© Cindy Dyer. All rights reserved.






Clematis

19 05 2011

Vivid pink Clematis flower photographed against a backdrop of purple Columbine blooms at Green Spring Gardens in Alexandria, Virginia

© Cindy Dyer. All right reserved.






White Spiderwort

19 05 2011

I think this is the Tradescantia x andersoniana ‘Innocence’ cultivar.

Photographed at Green Spring Gardens in Alexandria, Virginia

© Cindy Dyer. All rights reserved.






Star of Persia (Allium christophe)

19 05 2011

Earlier this month I photographed this plant just as it was beginning to bloom, which is a far cry from the “visually busy” bloom I photographed today. Check out this plant in early bud stage on my previous post here. Aided by my macro lens today, I could see scores of tiny bugs navigating the interior stems—making it a veritable insect superhighway!

Star of Persia (Allium Christophe) plants grow 18-24 inches tall and sport a globe-shaped flower approximately 10 inches in diameter with clusters of amethyst-hued star-shaped blooms. The bulbs are hardy in zone 4 to 9 and after the blooms are spent, the ‘dead heads’ make a great architectural element in the garden. The bulbs are planted in the fall and bloom in late spring to early summer.

Photographed at Green Spring Gardens in Alexandria, Virginia

© Cindy Dyer. All rights reserved.






Milk Thistle

19 05 2011

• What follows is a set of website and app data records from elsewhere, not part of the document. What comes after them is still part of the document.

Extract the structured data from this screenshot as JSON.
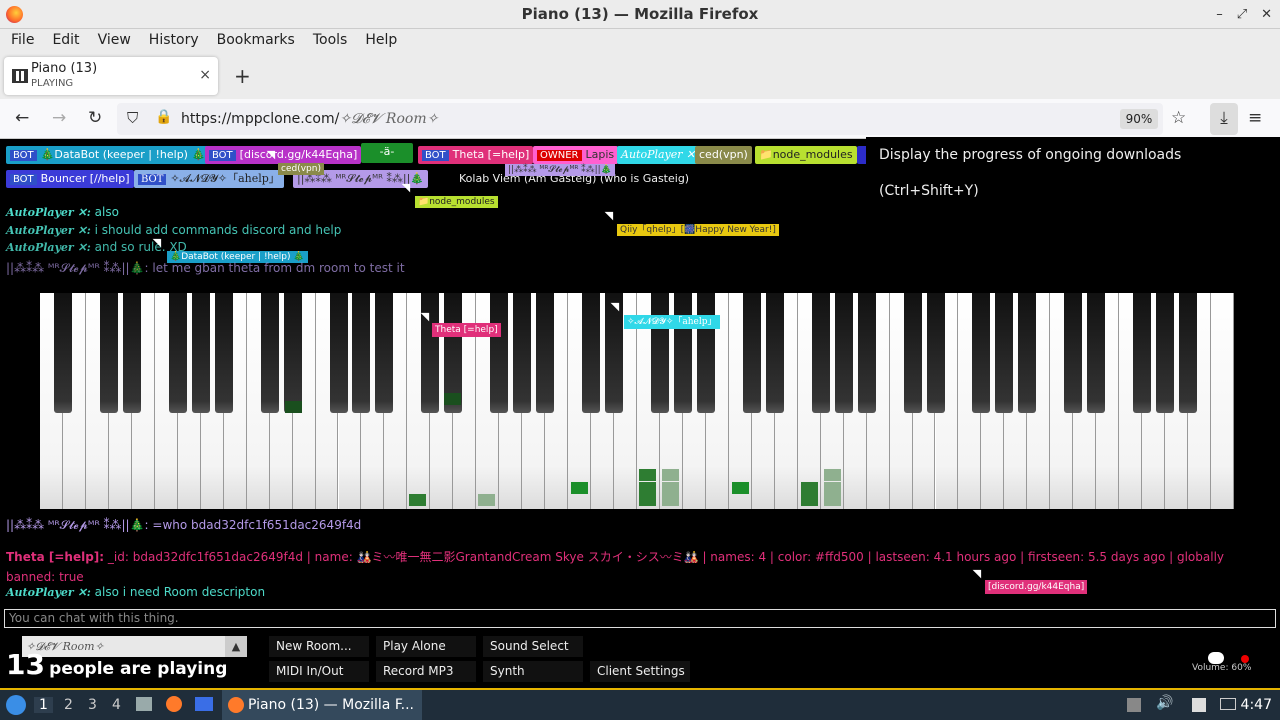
{
  "window": {
    "title": "Piano (13) — Mozilla Firefox"
  },
  "menu": [
    "File",
    "Edit",
    "View",
    "History",
    "Bookmarks",
    "Tools",
    "Help"
  ],
  "tab": {
    "title": "Piano (13)",
    "subtitle": "PLAYING",
    "close": "×",
    "new": "+"
  },
  "nav": {
    "url_host": "https://mppclone.com/",
    "url_path": "✧𝓓𝓔𝓥 Room✧",
    "zoom": "90%"
  },
  "tooltip": "Display the progress of ongoing downloads (Ctrl+Shift+Y)",
  "users": {
    "u1_tag": "BOT",
    "u1": "🎄DataBot (keeper | !help) 🎄",
    "u2_tag": "BOT",
    "u2": "[discord.gg/k44Eqha]",
    "u3": "-ä-",
    "u4_tag": "BOT",
    "u4": "Theta [=help]",
    "u5_tag": "OWNER",
    "u5": "Lapis",
    "u6": "AutoPlayer ✕",
    "u7": "ced(vpn)",
    "u8": "📁node_modules",
    "u9_tag": "BOT",
    "u9": "Bouncer [//help]",
    "u10_tag": "BOT",
    "u10": "✧𝓐𝓝𝓓𝓨✧「ahelp」",
    "u11": "||⁂⁑⁂ ᴹᴿ𝓢𝓽𝓮𝓹ᴹᴿ ⁑⁂||🎄",
    "u12": "Kolab Viem (Am Gasteig) (who is Gasteig)"
  },
  "floating_labels": {
    "f1": "ced(vpn)",
    "f2": "||⁂⁑⁂ ᴹᴿ𝓢𝓽𝓮𝓹ᴹᴿ ⁑⁂||🎄",
    "f3": "📁node_modules",
    "f4": "Qiiy「qhelp」[🎆Happy New Year!]",
    "f5": "🎄DataBot (keeper | !help) 🎄",
    "f6": "Theta [=help]",
    "f7": "✧𝓐𝓝𝓓𝓨✧「ahelp」",
    "f8": "[discord.gg/k44Eqha]"
  },
  "chat_top": [
    {
      "name": "AutoPlayer ✕:",
      "text": "also"
    },
    {
      "name": "AutoPlayer ✕:",
      "text": "i should add commands discord and help"
    },
    {
      "name": "AutoPlayer ✕:",
      "text": "and so rule. XD"
    },
    {
      "name": "||⁂⁑⁂ ᴹᴿ𝓢𝓽𝓮𝓹ᴹᴿ ⁑⁂||🎄:",
      "text": "let me gban theta from dm room to test it"
    }
  ],
  "chat_bottom": {
    "c1_name": "||⁂⁑⁂ ᴹᴿ𝓢𝓽𝓮𝓹ᴹᴿ ⁑⁂||🎄:",
    "c1_text": "=who bdad32dfc1f651dac2649f4d",
    "c2_name": "Theta [=help]:",
    "c2_text": "_id: bdad32dfc1f651dac2649f4d | name: 🎎ミ〰唯一無二影GrantandCream Skye スカイ・シス〰ミ🎎 | names: 4 | color: #ffd500 | lastseen: 4.1 hours ago | firstseen: 5.5 days ago | globally banned:",
    "c2_text2": "true",
    "c3_name": "AutoPlayer ✕:",
    "c3_text": "also i need Room descripton"
  },
  "chat_input_placeholder": "You can chat with this thing.",
  "controls": {
    "room": "✧𝓓𝓔𝓥 Room✧",
    "new_room": "New Room...",
    "play_alone": "Play Alone",
    "sound_select": "Sound Select",
    "midi": "MIDI In/Out",
    "record": "Record MP3",
    "synth": "Synth",
    "client_settings": "Client Settings",
    "players_count": "13",
    "players_label": "people are playing",
    "volume": "Volume: 60%"
  },
  "taskbar": {
    "ws1": "1",
    "ws2": "2",
    "ws3": "3",
    "ws4": "4",
    "app": "Piano (13) — Mozilla F...",
    "clock": "4:47"
  },
  "colors": {
    "accent_border": "#e5b400",
    "theta": "#e0307a",
    "autoplayer": "#4dd9c8",
    "lapis": "#ff5fd0"
  }
}
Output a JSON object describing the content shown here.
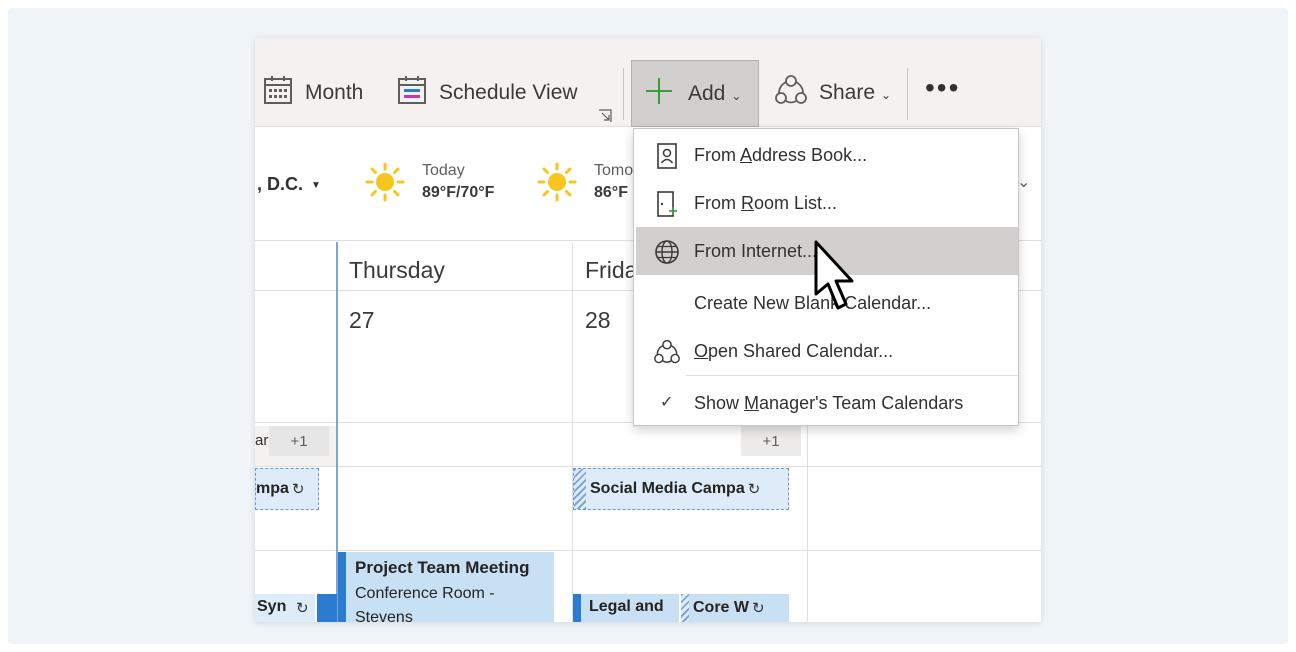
{
  "ribbon": {
    "month_label": "Month",
    "schedule_label": "Schedule View",
    "add_label": "Add",
    "share_label": "Share",
    "more_label": "•••"
  },
  "weather": {
    "location": ", D.C.",
    "today_label": "Today",
    "today_temp": "89°F/70°F",
    "tomorrow_label": "Tomo",
    "tomorrow_temp": "86°F"
  },
  "calendar": {
    "days": [
      {
        "name": "Thursday",
        "number": "27"
      },
      {
        "name": "Frida",
        "number": "28"
      }
    ],
    "overflow_left": "+1",
    "overflow_right": "+1",
    "partial_allday_text": "ar",
    "events": {
      "left_dashed": "mpa",
      "social_media": "Social Media Campa",
      "ptm_title": "Project Team Meeting",
      "ptm_location_1": "Conference Room -",
      "ptm_location_2": "Stevens",
      "left_sync": "Syn",
      "legal": "Legal and",
      "core": "Core W"
    }
  },
  "add_menu": {
    "items": [
      {
        "pre": "From ",
        "acc": "A",
        "post": "ddress Book...",
        "icon": "address-book-icon"
      },
      {
        "pre": "From ",
        "acc": "R",
        "post": "oom List...",
        "icon": "room-list-icon"
      },
      {
        "pre": "From ",
        "acc": "",
        "post": "Internet...",
        "icon": "globe-icon"
      },
      {
        "pre": "Create New Bla",
        "acc": "",
        "post": "nk Calendar...",
        "icon": ""
      },
      {
        "pre": "",
        "acc": "O",
        "post": "pen Shared Calendar...",
        "icon": "shared-calendar-icon"
      },
      {
        "pre": "Show ",
        "acc": "M",
        "post": "anager's Team Calendars",
        "icon": "check-icon"
      }
    ],
    "check_mark": "✓"
  },
  "colors": {
    "accent_green": "#3a9d3a",
    "sun": "#f7c51e",
    "event_blue": "#2b7bd1"
  }
}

Milk Thistle or Blessed Thistle (Silybum marianum) is flowering plant in the daisy family (Asteraceae), although the blooms bear no resemblance whatsoever to daisies! The name is derived from the leaves, which are mottled with white splashes and contain a milky sap. The leaves of this particular species are variegated, so it is also known as Variegated Thistle. The plant has medicinal properties, health benefit claims, and has been used for food. Learn more about this plant here.

Photographed at Green Spring Gardens in Alexandria, Virginia

© Cindy Dyer. All rights reserved.






Love-in-a-Mist

19 05 2011

Love-in-a-Mist (Nigella damascena) is a beautiful Victorian garden annual blooming in soft shades of blue, pink, white, and lavender. Because its fern-like leaves look similar to fennel, it has also been called fennel flower. This annual herbaceous plant is in the buttercup family (Ranunculaceae), readily self-seeds, and is common in old-fashioned cottage gardens. It grows in full sun to partial shade and blooms from late spring through fall. Nigella is short-lived, so for continuous bloom, repeat sowing every four weeks. You can cut and deadhead this plant to keep it flowering longer.

Photographed at Green Spring Gardens in Alexandria, Virginia

© Cindy Dyer. All rights reserved.





Foxglove (Digitalis)

19 05 2011

As a biennial, Foxglove plants will only flower every other year. Biennials need more than one season to complete their growing and seed-producing cycle.

This plant is as poisonous as it is beautiful. The entire plant is toxic (roots, sap, flowers, seeds and leaves). The leaves of the upper stem are particularly potent—just a nibble is enough to cause death. I read that some people have been poisoned simply from inhaling the spores exuded by the seed pods that form in the fall. As much as I love the stately blooms, I wouldn’t plant it in my garden. It’s highly toxic to people and pets—and just brushing up against it can cause hives. Yes, many plants have some level of toxicity—but this is one that you really need to learn more about. I’m happy to just photograph it in public gardens (and keep my distance)!

Learn more about this plant, including details on its toxicity, here. Photographed at Green Spring Gardens in Alexandria, Virginia

© Cindy Dyer. All rights reserved.